Rationale: Differential effects of δ B and δ C subtypes of Ca 2+/calmodulin-dependent protein kinase (CaMKII) on cardiomyocyte Ca 2+ handling and survival have been suggested to result from their respective nuclear versus cytosolic localizations. CaMKIIδ subtype localization and its relationship to enzyme activation and target phosphorylation have not, however, been systematically evaluated. Objective: To determine whether CaMKIIδ subtypes are restricted to a particular subcellular location and assess the relationship of localization to enzyme activation and function. Methods and Results: CaMKIIδ is highly expressed in mouse heart and cardiomyocytes and concentrated in sarcoplasmic reticulum (SR)/membrane and nuclear fractions. CaMKIIδ B and δ C subtypes differ by a nuclear localization sequence, but both are present in nuclear and SR/membrane fractions. Nonselective subtype distribution is also seen in mice overexpressing CaMKIIδ B or δ C, even in a CaMKIIδ null background. Fluorescently tagged CaMKIIδ B expressed in cardiomyocytes concentrates in nuclei whereas δ C concentrates in cytosol, but neither localization is exclusive. Mouse hearts exposed to phenylephrine show selective CaMKIIδ activation in the nuclear (versus SR) compartment, whereas caffeine selectively activates CaMKIIδ in SR (versus nuclei), independent of subtype. Compartmentalized activation extends to functional differences in target phosphorylation at CaMKII sites: phenylephrine increases histone deacetylase 5 phosphorylation (Ser498) but not phospholamban (Thr17), whereas the converse holds for caffeine. Conclusions: These studies demonstrate that CaMKIIδ B and δ C are not exclusively restricted to the nucleus and cytosol and that spatial and functional specificity in CaMKIIδ activation is elicited by mobilization of different Ca 2+ stores rather than by compartmentalized subtype localization.

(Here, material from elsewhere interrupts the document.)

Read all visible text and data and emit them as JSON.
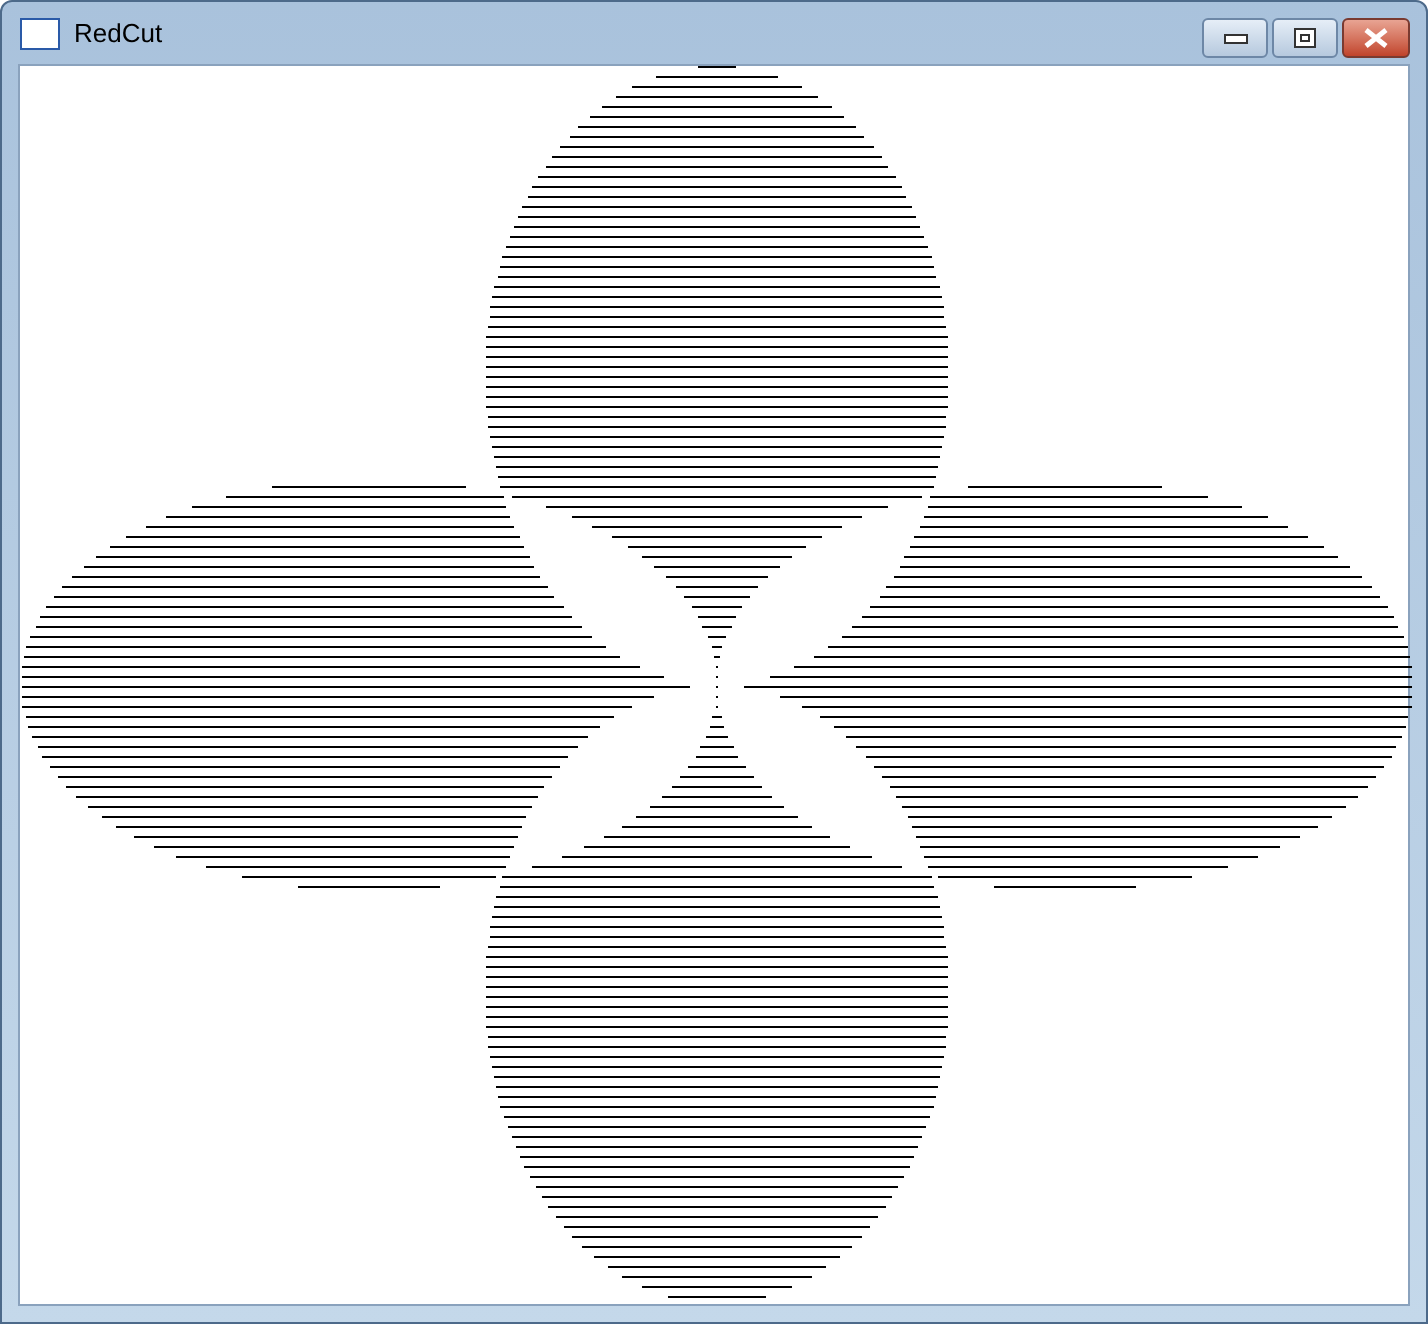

- Ca /calmodulin-dependent protein kinase
- Nuclear localization
- Sarcoplasmic reticulum
- Splice variants
ASJC Scopus subject areas
- Cardiology and Cardiovascular Medicine